● Excerpted records:
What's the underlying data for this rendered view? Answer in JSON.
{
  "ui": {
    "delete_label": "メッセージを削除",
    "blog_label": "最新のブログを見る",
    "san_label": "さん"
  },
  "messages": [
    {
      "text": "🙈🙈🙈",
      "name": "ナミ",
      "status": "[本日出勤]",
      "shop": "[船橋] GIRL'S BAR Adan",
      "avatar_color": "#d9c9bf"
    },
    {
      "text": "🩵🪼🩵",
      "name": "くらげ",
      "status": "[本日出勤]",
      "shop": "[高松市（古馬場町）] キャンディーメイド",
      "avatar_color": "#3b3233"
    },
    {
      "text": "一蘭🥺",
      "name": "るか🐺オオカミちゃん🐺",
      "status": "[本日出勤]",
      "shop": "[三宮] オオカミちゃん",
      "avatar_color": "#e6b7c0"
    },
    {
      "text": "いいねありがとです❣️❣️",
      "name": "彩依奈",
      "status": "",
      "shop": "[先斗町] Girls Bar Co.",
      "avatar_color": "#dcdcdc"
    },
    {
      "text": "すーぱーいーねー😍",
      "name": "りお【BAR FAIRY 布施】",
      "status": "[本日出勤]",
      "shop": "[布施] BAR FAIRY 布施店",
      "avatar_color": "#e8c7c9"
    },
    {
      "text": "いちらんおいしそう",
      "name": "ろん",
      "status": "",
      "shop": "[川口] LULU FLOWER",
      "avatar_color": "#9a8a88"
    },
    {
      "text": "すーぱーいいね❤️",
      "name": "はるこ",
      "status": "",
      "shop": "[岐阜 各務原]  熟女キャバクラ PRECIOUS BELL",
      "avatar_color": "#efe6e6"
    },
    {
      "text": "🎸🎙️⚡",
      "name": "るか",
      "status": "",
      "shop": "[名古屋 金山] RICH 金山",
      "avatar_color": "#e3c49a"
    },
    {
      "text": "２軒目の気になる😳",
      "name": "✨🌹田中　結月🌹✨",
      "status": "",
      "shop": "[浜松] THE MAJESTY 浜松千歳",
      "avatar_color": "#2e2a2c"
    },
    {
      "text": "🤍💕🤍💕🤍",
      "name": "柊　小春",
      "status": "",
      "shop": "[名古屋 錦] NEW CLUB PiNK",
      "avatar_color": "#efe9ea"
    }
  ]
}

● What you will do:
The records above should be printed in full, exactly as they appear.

● Result for this exercise:
What's the underlying data for this rendered view? Answer in JSON.
{
  "ui": {
    "delete_label": "メッセージを削除",
    "blog_label": "最新のブログを見る",
    "san_label": "さん"
  },
  "messages": [
    {
      "text": "🙈🙈🙈",
      "name": "ナミ",
      "status": "[本日出勤]",
      "shop": "[船橋] GIRL'S BAR Adan",
      "avatar_color": "#d9c9bf"
    },
    {
      "text": "🩵🪼🩵",
      "name": "くらげ",
      "status": "[本日出勤]",
      "shop": "[高松市（古馬場町）] キャンディーメイド",
      "avatar_color": "#3b3233"
    },
    {
      "text": "一蘭🥺",
      "name": "るか🐺オオカミちゃん🐺",
      "status": "[本日出勤]",
      "shop": "[三宮] オオカミちゃん",
      "avatar_color": "#e6b7c0"
    },
    {
      "text": "いいねありがとです❣️❣️",
      "name": "彩依奈",
      "status": "",
      "shop": "[先斗町] Girls Bar Co.",
      "avatar_color": "#dcdcdc"
    },
    {
      "text": "すーぱーいーねー😍",
      "name": "りお【BAR FAIRY 布施】",
      "status": "[本日出勤]",
      "shop": "[布施] BAR FAIRY 布施店",
      "avatar_color": "#e8c7c9"
    },
    {
      "text": "いちらんおいしそう",
      "name": "ろん",
      "status": "",
      "shop": "[川口] LULU FLOWER",
      "avatar_color": "#9a8a88"
    },
    {
      "text": "すーぱーいいね❤️",
      "name": "はるこ",
      "status": "",
      "shop": "[岐阜 各務原]  熟女キャバクラ PRECIOUS BELL",
      "avatar_color": "#efe6e6"
    },
    {
      "text": "🎸🎙️⚡",
      "name": "るか",
      "status": "",
      "shop": "[名古屋 金山] RICH 金山",
      "avatar_color": "#e3c49a"
    },
    {
      "text": "２軒目の気になる😳",
      "name": "✨🌹田中　結月🌹✨",
      "status": "",
      "shop": "[浜松] THE MAJESTY 浜松千歳",
      "avatar_color": "#2e2a2c"
    },
    {
      "text": "🤍💕🤍💕🤍",
      "name": "柊　小春",
      "status": "",
      "shop": "[名古屋 錦] NEW CLUB PiNK",
      "avatar_color": "#efe9ea"
    }
  ]
}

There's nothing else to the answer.